My background and qualifications
I am a qualified Art Psychotherapist and have a master’s degree (with distinction) in Art Therapy from the University of Derby. I am registered with the Health and Care Professionals Council, and I am a member of the British Association of Art Therapists.
What is art therapy?
My practice combines the therapeutic benefits of art making with traditional psychotherapy to help people find ways to express themselves in a way that feels safe and secure.
Art therapy can benefit people of all ages from young children to mature adults and offers creative, hands-on experiences that do not require any trained art skills. These experiences can be playful and exploratory and offer an alternative way of processing feelings that may be too difficult to describe in talking therapies, which makes it particularly effective for children.
Art therapy can help individuals who may be experiencing many different aspects of emotional distress including depression and anxiety, low self-esteem, loss, and bereavement. For young people especially, the familiarity of using art materials offers an accessible way to develop emotional awareness and build confidence.
A typical session
You will be supported to select from the wide range of different art materials on offer and start an activity, led by your own interests and creative instincts. If it’s helpful, I can offer themes or simple exercises to help you relax into the process.
In your sessions there will be opportunities for you to explore different media and materials including paints, pastels, colouring pens and pencils, craft materials and modelling clay. You may choose to create a collage using pictures and images from magazines.
You can choose to work in silence, or you may find it helpful to chat as your artwork takes shape. With the support of your therapist, ‘art making’ can be experimental and energetic or calming and focused. Towards the end of a session, you will be invited to talk about your ideas and any feelings you have about your images or the process of making them.
All conversations and the images you make during the session will remain confidential. It’s important that you feel comfortable so you can begin to find your own voice to express the things that can be so difficult to put into words.

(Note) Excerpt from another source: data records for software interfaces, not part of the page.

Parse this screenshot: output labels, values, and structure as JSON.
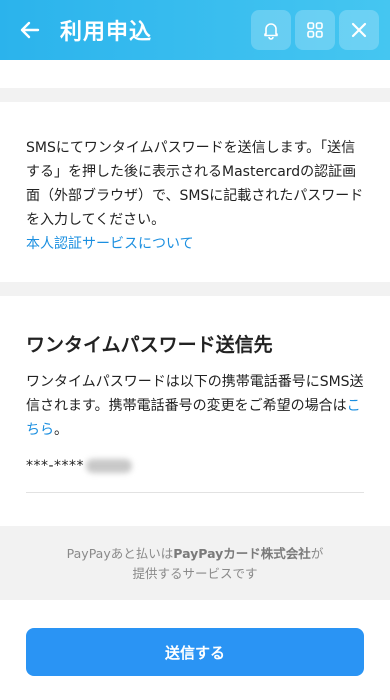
{
  "header": {
    "title": "利用申込",
    "back_icon": "arrow-left-icon",
    "actions": [
      "bell-icon",
      "apps-icon",
      "close-icon"
    ],
    "color": "#2bb3ec"
  },
  "otp_info": {
    "description": "SMSにてワンタイムパスワードを送信します。「送信する」を押した後に表示されるMastercardの認証画面（外部ブラウザ）で、SMSに記載されたパスワードを入力してください。",
    "link": "本人認証サービスについて"
  },
  "destination": {
    "title": "ワンタイムパスワード送信先",
    "description_prefix": "ワンタイムパスワードは以下の携帯電話番号にSMS送信されます。携帯電話番号の変更をご希望の場合は",
    "description_link": "こちら",
    "description_suffix": "。",
    "phone": "***-****"
  },
  "footer": {
    "brand": "PayPay",
    "text_a": "あと払いは",
    "brand_company": "PayPayカード株式会社",
    "text_b": "が",
    "text_c": "提供するサービスです"
  },
  "submit_button": {
    "label": "送信する",
    "color": "#2a94f4"
  }
}
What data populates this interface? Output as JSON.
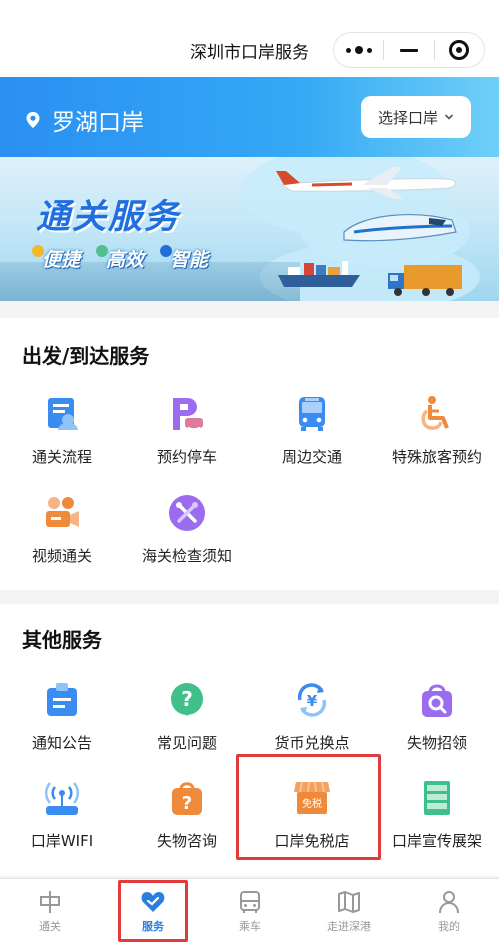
{
  "topbar": {
    "title": "深圳市口岸服务"
  },
  "port": {
    "name": "罗湖口岸",
    "select_label": "选择口岸"
  },
  "banner": {
    "title": "通关服务",
    "tags": [
      "便捷",
      "高效",
      "智能"
    ]
  },
  "departure": {
    "title": "出发/到达服务",
    "items": [
      {
        "label": "通关流程",
        "icon": "clearance-process-icon",
        "color": "#3b8cf0"
      },
      {
        "label": "预约停车",
        "icon": "parking-icon",
        "color": "#9b6cf0"
      },
      {
        "label": "周边交通",
        "icon": "bus-icon",
        "color": "#3b8cf0"
      },
      {
        "label": "特殊旅客预约",
        "icon": "wheelchair-icon",
        "color": "#f08a3b"
      },
      {
        "label": "视频通关",
        "icon": "video-call-icon",
        "color": "#f08a3b"
      },
      {
        "label": "海关检查须知",
        "icon": "tools-icon",
        "color": "#9b6cf0"
      }
    ]
  },
  "other": {
    "title": "其他服务",
    "items": [
      {
        "label": "通知公告",
        "icon": "notice-icon",
        "color": "#3b8cf0"
      },
      {
        "label": "常见问题",
        "icon": "question-icon",
        "color": "#3fbf8a"
      },
      {
        "label": "货币兑换点",
        "icon": "currency-exchange-icon",
        "color": "#3b8cf0"
      },
      {
        "label": "失物招领",
        "icon": "lost-found-bag-icon",
        "color": "#9b6cf0"
      },
      {
        "label": "口岸WIFI",
        "icon": "wifi-icon",
        "color": "#3b8cf0"
      },
      {
        "label": "失物咨询",
        "icon": "lost-inquiry-icon",
        "color": "#f08a3b"
      },
      {
        "label": "口岸免税店",
        "icon": "duty-free-shop-icon",
        "color": "#f08a3b",
        "badge": "免税"
      },
      {
        "label": "口岸宣传展架",
        "icon": "display-rack-icon",
        "color": "#3fbf8a"
      }
    ]
  },
  "tabbar": {
    "items": [
      {
        "label": "通关",
        "icon": "clearance-tab-icon",
        "active": false
      },
      {
        "label": "服务",
        "icon": "service-heart-icon",
        "active": true
      },
      {
        "label": "乘车",
        "icon": "car-tab-icon",
        "active": false
      },
      {
        "label": "走进深港",
        "icon": "map-tab-icon",
        "active": false
      },
      {
        "label": "我的",
        "icon": "profile-tab-icon",
        "active": false
      }
    ]
  },
  "colors": {
    "accent": "#2a7de1",
    "highlight": "#e23b3b"
  }
}
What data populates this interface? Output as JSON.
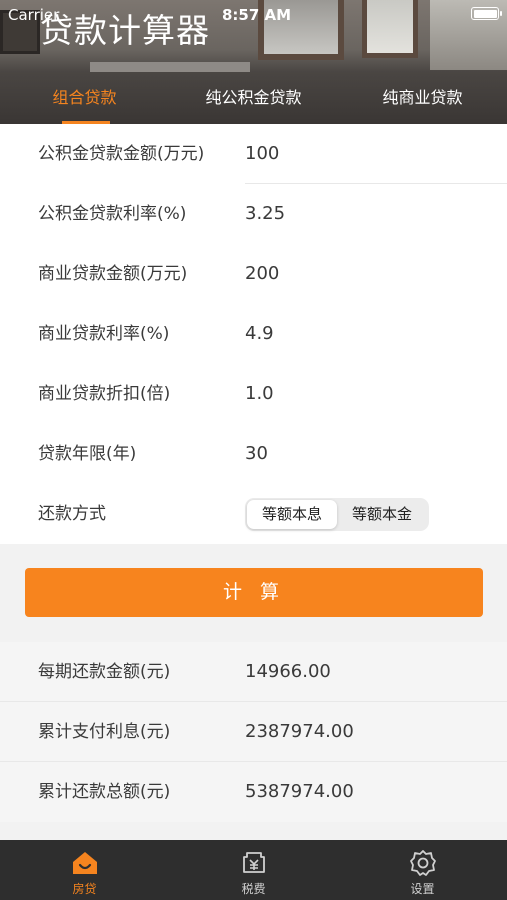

The therapy studio will offer you a safe space where you can start to explore your ideas and find creative ways to express your thoughts and feelings.
Simon Hallion MA
Art Psychotherapist, HCPC, BAAT